### What you have to do
What is the number of lines in the data below that contain "label"? Reply with the number only.

### Recorded information
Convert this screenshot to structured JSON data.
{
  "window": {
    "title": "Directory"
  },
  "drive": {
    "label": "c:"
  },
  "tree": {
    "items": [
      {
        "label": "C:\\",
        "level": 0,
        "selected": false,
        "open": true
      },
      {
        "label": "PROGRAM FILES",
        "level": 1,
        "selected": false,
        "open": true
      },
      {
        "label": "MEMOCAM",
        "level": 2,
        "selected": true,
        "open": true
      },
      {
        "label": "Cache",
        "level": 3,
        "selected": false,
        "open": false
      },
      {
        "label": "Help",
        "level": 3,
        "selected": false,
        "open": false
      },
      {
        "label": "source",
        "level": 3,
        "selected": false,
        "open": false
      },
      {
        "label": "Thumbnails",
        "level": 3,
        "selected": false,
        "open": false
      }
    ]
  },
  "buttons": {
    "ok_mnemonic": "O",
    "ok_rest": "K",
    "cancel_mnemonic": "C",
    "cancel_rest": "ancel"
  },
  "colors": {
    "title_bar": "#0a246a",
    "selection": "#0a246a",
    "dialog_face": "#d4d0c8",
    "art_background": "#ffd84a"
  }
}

### Solution for this problem
8